_What the task requires:_ Using the data below, gather each line that includes the word "image".

Saved entries
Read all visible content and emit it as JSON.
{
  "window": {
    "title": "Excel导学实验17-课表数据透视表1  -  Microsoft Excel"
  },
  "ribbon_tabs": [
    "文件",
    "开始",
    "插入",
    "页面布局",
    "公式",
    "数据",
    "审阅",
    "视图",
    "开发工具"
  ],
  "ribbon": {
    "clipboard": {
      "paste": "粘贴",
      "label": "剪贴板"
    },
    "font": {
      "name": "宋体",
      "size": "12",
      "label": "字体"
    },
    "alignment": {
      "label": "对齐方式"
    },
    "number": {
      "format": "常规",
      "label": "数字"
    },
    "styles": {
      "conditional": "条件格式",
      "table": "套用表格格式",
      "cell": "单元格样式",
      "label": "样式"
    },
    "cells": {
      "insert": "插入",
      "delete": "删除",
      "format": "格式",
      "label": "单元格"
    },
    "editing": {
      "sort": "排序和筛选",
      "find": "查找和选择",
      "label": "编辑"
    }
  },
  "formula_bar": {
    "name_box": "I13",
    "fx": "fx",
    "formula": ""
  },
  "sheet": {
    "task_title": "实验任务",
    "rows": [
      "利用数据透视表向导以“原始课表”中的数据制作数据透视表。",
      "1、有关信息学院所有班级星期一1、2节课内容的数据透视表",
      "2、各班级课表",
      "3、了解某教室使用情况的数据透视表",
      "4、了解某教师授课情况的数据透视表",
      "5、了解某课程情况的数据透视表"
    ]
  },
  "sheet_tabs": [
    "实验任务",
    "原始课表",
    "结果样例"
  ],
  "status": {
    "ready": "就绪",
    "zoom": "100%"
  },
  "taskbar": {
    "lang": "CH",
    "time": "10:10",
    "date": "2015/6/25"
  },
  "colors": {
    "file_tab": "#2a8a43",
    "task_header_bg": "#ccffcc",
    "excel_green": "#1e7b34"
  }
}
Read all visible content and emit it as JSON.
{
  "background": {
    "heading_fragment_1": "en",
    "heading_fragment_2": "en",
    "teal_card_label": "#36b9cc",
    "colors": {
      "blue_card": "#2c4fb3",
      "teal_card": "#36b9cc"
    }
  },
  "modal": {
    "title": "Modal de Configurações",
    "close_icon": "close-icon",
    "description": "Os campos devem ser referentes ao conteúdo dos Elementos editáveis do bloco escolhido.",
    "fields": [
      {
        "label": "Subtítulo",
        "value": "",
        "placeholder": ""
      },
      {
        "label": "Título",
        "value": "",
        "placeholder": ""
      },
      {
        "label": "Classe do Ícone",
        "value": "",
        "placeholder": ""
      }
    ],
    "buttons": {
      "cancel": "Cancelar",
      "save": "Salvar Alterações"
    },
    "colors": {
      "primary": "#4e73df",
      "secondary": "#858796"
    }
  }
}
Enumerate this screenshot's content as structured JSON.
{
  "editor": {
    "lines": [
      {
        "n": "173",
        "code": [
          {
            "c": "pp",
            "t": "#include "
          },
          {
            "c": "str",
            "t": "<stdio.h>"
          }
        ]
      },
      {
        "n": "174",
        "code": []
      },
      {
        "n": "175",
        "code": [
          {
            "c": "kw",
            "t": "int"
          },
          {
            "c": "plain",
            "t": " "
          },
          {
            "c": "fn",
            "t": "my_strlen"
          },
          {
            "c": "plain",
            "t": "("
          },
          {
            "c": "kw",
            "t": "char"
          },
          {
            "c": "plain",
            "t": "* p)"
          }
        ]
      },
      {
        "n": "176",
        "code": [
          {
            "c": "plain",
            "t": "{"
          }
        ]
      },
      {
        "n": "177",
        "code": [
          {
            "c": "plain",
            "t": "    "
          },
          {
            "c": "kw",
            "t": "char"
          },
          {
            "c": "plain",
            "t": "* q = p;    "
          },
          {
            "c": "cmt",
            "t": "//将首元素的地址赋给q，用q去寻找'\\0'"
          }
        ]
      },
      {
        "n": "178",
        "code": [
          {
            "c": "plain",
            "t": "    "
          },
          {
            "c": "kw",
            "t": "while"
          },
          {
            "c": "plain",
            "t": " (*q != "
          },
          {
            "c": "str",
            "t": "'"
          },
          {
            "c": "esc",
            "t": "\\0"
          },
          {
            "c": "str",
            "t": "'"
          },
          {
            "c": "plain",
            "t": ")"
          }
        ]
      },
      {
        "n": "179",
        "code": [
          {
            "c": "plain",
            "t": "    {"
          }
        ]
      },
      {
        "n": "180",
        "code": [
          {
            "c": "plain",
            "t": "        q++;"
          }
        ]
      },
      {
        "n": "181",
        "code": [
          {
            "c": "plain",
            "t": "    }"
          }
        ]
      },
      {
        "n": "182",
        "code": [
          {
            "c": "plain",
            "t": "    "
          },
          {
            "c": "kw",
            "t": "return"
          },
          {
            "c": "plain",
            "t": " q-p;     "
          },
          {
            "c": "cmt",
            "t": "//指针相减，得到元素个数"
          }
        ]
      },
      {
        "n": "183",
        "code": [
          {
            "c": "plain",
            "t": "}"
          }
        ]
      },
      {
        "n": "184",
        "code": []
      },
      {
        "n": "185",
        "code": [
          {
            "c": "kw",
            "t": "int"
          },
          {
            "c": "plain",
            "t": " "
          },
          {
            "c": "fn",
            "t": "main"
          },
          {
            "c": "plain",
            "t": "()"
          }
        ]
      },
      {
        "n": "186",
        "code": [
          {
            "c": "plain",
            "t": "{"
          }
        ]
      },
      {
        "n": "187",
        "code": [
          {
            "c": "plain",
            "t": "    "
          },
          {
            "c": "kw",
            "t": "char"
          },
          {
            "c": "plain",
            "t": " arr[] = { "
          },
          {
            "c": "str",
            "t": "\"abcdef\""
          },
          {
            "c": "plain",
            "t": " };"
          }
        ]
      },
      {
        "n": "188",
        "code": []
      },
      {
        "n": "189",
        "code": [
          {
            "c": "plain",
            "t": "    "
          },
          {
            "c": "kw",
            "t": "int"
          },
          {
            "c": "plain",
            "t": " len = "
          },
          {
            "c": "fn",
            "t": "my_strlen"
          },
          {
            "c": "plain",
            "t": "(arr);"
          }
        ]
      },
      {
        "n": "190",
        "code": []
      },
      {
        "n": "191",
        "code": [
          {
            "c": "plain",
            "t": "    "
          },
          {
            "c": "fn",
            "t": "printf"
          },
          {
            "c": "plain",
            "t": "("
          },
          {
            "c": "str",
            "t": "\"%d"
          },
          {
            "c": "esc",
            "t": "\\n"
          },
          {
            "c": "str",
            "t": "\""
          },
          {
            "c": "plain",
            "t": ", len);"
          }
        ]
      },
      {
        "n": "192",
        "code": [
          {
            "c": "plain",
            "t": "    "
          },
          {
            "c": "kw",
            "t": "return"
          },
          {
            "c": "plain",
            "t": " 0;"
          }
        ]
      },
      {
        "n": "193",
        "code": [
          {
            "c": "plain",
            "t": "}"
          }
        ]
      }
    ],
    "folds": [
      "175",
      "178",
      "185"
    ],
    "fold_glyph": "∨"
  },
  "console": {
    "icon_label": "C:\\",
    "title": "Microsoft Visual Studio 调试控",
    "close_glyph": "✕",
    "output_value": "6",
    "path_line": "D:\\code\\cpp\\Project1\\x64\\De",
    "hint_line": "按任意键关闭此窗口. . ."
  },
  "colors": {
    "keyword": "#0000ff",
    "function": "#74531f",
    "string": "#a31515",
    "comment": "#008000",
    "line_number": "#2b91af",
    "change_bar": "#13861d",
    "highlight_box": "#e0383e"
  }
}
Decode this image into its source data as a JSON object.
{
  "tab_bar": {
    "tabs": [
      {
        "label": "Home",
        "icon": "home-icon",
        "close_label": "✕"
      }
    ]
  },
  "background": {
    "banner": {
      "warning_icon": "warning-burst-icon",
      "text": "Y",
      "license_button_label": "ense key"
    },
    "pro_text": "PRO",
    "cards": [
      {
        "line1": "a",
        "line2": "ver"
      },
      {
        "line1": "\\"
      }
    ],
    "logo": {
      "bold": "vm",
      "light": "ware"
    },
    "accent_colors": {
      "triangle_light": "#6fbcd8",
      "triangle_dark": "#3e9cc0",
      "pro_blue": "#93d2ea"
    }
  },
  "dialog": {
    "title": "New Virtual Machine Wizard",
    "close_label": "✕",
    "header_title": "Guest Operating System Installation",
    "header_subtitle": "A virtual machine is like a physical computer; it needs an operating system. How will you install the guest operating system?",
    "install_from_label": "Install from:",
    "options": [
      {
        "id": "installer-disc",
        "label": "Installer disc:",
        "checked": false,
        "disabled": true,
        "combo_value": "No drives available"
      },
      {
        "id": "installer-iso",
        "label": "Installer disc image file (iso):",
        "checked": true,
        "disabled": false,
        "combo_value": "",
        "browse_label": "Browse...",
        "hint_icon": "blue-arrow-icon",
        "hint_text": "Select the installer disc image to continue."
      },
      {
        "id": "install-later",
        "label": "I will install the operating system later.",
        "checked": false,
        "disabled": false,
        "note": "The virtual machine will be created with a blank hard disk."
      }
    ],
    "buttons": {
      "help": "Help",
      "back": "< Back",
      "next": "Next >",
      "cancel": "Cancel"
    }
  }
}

_Problem solution:_
Decode this image into its source data as a JSON object.
        "label": "Installer disc image file (iso):",
        "hint_text": "Select the installer disc image to continue."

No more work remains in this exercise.